→ What is being asked
Copy out the entries below in full and exactly.

→ Data to examine
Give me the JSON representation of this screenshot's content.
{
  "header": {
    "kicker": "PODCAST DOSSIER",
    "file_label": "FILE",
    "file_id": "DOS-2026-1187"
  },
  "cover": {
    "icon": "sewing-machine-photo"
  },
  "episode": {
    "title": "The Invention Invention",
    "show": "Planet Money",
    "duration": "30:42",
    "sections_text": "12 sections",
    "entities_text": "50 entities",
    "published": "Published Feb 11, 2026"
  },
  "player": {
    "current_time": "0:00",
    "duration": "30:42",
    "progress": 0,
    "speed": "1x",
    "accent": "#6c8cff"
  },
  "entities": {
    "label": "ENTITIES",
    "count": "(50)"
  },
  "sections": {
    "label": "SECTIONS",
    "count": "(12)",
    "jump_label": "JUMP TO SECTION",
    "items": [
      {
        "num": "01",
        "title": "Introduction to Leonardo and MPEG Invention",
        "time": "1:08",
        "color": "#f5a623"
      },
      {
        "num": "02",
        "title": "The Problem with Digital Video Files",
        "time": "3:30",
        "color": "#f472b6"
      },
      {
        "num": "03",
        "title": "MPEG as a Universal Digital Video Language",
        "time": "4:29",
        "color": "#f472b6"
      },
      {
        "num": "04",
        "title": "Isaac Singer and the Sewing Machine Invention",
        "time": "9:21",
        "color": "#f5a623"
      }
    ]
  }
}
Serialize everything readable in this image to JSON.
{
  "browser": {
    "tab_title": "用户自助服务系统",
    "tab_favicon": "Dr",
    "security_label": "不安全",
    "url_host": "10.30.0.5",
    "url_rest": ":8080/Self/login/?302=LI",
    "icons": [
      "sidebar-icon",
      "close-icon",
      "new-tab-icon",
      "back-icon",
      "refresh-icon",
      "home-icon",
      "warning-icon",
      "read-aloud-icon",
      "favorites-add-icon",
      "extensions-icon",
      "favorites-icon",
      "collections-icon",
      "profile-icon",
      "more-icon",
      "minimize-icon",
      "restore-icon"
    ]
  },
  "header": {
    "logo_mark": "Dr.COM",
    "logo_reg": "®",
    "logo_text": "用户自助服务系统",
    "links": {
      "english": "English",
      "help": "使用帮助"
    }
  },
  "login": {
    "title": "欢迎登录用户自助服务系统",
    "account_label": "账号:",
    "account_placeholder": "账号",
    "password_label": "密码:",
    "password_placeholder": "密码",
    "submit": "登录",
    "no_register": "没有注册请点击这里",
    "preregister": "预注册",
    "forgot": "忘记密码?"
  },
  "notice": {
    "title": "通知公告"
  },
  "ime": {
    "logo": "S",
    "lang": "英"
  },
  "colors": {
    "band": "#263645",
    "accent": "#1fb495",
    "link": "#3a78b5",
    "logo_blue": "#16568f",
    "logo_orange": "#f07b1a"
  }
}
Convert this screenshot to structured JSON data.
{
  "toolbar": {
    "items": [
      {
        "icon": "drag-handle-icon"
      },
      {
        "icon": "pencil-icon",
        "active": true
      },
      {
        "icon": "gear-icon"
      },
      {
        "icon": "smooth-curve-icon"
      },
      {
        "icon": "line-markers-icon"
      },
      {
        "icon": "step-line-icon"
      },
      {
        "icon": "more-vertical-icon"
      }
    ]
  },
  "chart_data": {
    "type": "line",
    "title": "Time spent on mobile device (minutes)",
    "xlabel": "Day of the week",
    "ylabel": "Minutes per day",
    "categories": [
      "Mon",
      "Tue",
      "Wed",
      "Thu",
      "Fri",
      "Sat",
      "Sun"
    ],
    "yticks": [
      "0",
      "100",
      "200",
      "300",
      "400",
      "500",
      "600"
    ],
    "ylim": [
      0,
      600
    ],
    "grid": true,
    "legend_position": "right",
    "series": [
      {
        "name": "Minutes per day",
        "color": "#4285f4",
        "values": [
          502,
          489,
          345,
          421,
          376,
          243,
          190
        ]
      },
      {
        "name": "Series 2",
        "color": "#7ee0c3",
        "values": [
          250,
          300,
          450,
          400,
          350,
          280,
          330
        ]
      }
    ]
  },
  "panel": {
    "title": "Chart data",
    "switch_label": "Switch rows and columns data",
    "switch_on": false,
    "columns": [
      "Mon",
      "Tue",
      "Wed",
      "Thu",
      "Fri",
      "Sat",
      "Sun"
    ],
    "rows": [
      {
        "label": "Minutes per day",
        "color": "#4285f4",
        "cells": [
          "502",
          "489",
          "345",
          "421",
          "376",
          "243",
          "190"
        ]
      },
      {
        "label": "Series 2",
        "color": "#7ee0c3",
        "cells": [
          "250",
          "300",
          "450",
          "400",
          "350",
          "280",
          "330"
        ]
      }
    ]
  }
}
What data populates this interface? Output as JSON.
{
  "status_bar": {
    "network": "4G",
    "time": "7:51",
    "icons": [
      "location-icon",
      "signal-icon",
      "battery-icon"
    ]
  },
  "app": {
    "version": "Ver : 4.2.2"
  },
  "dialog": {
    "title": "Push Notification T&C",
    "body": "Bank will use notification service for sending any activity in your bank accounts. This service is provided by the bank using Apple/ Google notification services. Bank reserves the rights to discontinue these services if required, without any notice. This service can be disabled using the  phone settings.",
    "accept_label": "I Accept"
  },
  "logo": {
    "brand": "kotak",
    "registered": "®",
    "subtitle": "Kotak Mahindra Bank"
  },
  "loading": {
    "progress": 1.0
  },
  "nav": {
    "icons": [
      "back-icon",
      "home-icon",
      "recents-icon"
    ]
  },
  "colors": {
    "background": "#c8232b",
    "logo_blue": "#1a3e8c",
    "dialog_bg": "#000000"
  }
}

→ Response to this task
Give me the JSON representation of this screenshot's content.
{
  "header": {
    "kicker": "PODCAST DOSSIER",
    "file_label": "FILE",
    "file_id": "DOS-2026-1187"
  },
  "cover": {
    "icon": "sewing-machine-photo"
  },
  "episode": {
    "title": "The Invention Invention",
    "show": "Planet Money",
    "duration": "30:42",
    "sections_text": "12 sections",
    "entities_text": "50 entities",
    "published": "Published Feb 11, 2026"
  },
  "player": {
    "current_time": "0:00",
    "duration": "30:42",
    "progress": 0,
    "speed": "1x",
    "accent": "#6c8cff"
  },
  "entities": {
    "label": "ENTITIES",
    "count": "(50)"
  },
  "sections": {
    "label": "SECTIONS",
    "count": "(12)",
    "jump_label": "JUMP TO SECTION",
    "items": [
      {
        "num": "01",
        "title": "Introduction to Leonardo and MPEG Invention",
        "time": "1:08",
        "color": "#f5a623"
      },
      {
        "num": "02",
        "title": "The Problem with Digital Video Files",
        "time": "3:30",
        "color": "#f472b6"
      },
      {
        "num": "03",
        "title": "MPEG as a Universal Digital Video Language",
        "time": "4:29",
        "color": "#f472b6"
      },
      {
        "num": "04",
        "title": "Isaac Singer and the Sewing Machine Invention",
        "time": "9:21",
        "color": "#f5a623"
      }
    ]
  }
}
Serialize everything readable in this image to JSON.
{
  "browser": {
    "tab_title": "用户自助服务系统",
    "tab_favicon": "Dr",
    "security_label": "不安全",
    "url_host": "10.30.0.5",
    "url_rest": ":8080/Self/login/?302=LI",
    "icons": [
      "sidebar-icon",
      "close-icon",
      "new-tab-icon",
      "back-icon",
      "refresh-icon",
      "home-icon",
      "warning-icon",
      "read-aloud-icon",
      "favorites-add-icon",
      "extensions-icon",
      "favorites-icon",
      "collections-icon",
      "profile-icon",
      "more-icon",
      "minimize-icon",
      "restore-icon"
    ]
  },
  "header": {
    "logo_mark": "Dr.COM",
    "logo_reg": "®",
    "logo_text": "用户自助服务系统",
    "links": {
      "english": "English",
      "help": "使用帮助"
    }
  },
  "login": {
    "title": "欢迎登录用户自助服务系统",
    "account_label": "账号:",
    "account_placeholder": "账号",
    "password_label": "密码:",
    "password_placeholder": "密码",
    "submit": "登录",
    "no_register": "没有注册请点击这里",
    "preregister": "预注册",
    "forgot": "忘记密码?"
  },
  "notice": {
    "title": "通知公告"
  },
  "ime": {
    "logo": "S",
    "lang": "英"
  },
  "colors": {
    "band": "#263645",
    "accent": "#1fb495",
    "link": "#3a78b5",
    "logo_blue": "#16568f",
    "logo_orange": "#f07b1a"
  }
}
Convert this screenshot to structured JSON data.
{
  "toolbar": {
    "items": [
      {
        "icon": "drag-handle-icon"
      },
      {
        "icon": "pencil-icon",
        "active": true
      },
      {
        "icon": "gear-icon"
      },
      {
        "icon": "smooth-curve-icon"
      },
      {
        "icon": "line-markers-icon"
      },
      {
        "icon": "step-line-icon"
      },
      {
        "icon": "more-vertical-icon"
      }
    ]
  },
  "chart_data": {
    "type": "line",
    "title": "Time spent on mobile device (minutes)",
    "xlabel": "Day of the week",
    "ylabel": "Minutes per day",
    "categories": [
      "Mon",
      "Tue",
      "Wed",
      "Thu",
      "Fri",
      "Sat",
      "Sun"
    ],
    "yticks": [
      "0",
      "100",
      "200",
      "300",
      "400",
      "500",
      "600"
    ],
    "ylim": [
      0,
      600
    ],
    "grid": true,
    "legend_position": "right",
    "series": [
      {
        "name": "Minutes per day",
        "color": "#4285f4",
        "values": [
          502,
          489,
          345,
          421,
          376,
          243,
          190
        ]
      },
      {
        "name": "Series 2",
        "color": "#7ee0c3",
        "values": [
          250,
          300,
          450,
          400,
          350,
          280,
          330
        ]
      }
    ]
  },
  "panel": {
    "title": "Chart data",
    "switch_label": "Switch rows and columns data",
    "switch_on": false,
    "columns": [
      "Mon",
      "Tue",
      "Wed",
      "Thu",
      "Fri",
      "Sat",
      "Sun"
    ],
    "rows": [
      {
        "label": "Minutes per day",
        "color": "#4285f4",
        "cells": [
          "502",
          "489",
          "345",
          "421",
          "376",
          "243",
          "190"
        ]
      },
      {
        "label": "Series 2",
        "color": "#7ee0c3",
        "cells": [
          "250",
          "300",
          "450",
          "400",
          "350",
          "280",
          "330"
        ]
      }
    ]
  }
}
What data populates this interface? Output as JSON.
{
  "status_bar": {
    "network": "4G",
    "time": "7:51",
    "icons": [
      "location-icon",
      "signal-icon",
      "battery-icon"
    ]
  },
  "app": {
    "version": "Ver : 4.2.2"
  },
  "dialog": {
    "title": "Push Notification T&C",
    "body": "Bank will use notification service for sending any activity in your bank accounts. This service is provided by the bank using Apple/ Google notification services. Bank reserves the rights to discontinue these services if required, without any notice. This service can be disabled using the  phone settings.",
    "accept_label": "I Accept"
  },
  "logo": {
    "brand": "kotak",
    "registered": "®",
    "subtitle": "Kotak Mahindra Bank"
  },
  "loading": {
    "progress": 1.0
  },
  "nav": {
    "icons": [
      "back-icon",
      "home-icon",
      "recents-icon"
    ]
  },
  "colors": {
    "background": "#c8232b",
    "logo_blue": "#1a3e8c",
    "dialog_bg": "#000000"
  }
}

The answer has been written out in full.